> [Task description]:
Output every record below exactly as it appears.
┄┄┄┄┄┄┄┄┄┄┄┄┄┄┄┄┄┄┄┄
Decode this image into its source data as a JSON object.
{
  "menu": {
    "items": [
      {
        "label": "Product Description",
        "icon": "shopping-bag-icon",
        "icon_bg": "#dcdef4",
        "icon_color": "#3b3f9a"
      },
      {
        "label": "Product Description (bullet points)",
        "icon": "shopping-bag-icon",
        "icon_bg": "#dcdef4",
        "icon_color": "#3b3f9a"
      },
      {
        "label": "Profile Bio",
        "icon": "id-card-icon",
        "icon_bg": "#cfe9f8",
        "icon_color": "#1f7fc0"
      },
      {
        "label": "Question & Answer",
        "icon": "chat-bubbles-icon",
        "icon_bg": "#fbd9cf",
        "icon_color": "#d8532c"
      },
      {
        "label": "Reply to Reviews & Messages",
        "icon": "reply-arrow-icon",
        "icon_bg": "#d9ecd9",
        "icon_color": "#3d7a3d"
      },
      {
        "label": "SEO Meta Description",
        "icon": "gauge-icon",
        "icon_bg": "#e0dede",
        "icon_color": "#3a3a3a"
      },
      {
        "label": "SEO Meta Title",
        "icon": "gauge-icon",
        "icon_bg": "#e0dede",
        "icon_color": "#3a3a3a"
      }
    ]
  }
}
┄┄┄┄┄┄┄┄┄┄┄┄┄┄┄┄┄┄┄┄
> [Answer section]:
Decode this image into its source data as a JSON object.
{
  "menu": {
    "items": [
      {
        "label": "Product Description",
        "icon": "shopping-bag-icon",
        "icon_bg": "#dcdef4",
        "icon_color": "#3b3f9a"
      },
      {
        "label": "Product Description (bullet points)",
        "icon": "shopping-bag-icon",
        "icon_bg": "#dcdef4",
        "icon_color": "#3b3f9a"
      },
      {
        "label": "Profile Bio",
        "icon": "id-card-icon",
        "icon_bg": "#cfe9f8",
        "icon_color": "#1f7fc0"
      },
      {
        "label": "Question & Answer",
        "icon": "chat-bubbles-icon",
        "icon_bg": "#fbd9cf",
        "icon_color": "#d8532c"
      },
      {
        "label": "Reply to Reviews & Messages",
        "icon": "reply-arrow-icon",
        "icon_bg": "#d9ecd9",
        "icon_color": "#3d7a3d"
      },
      {
        "label": "SEO Meta Description",
        "icon": "gauge-icon",
        "icon_bg": "#e0dede",
        "icon_color": "#3a3a3a"
      },
      {
        "label": "SEO Meta Title",
        "icon": "gauge-icon",
        "icon_bg": "#e0dede",
        "icon_color": "#3a3a3a"
      }
    ]
  }
}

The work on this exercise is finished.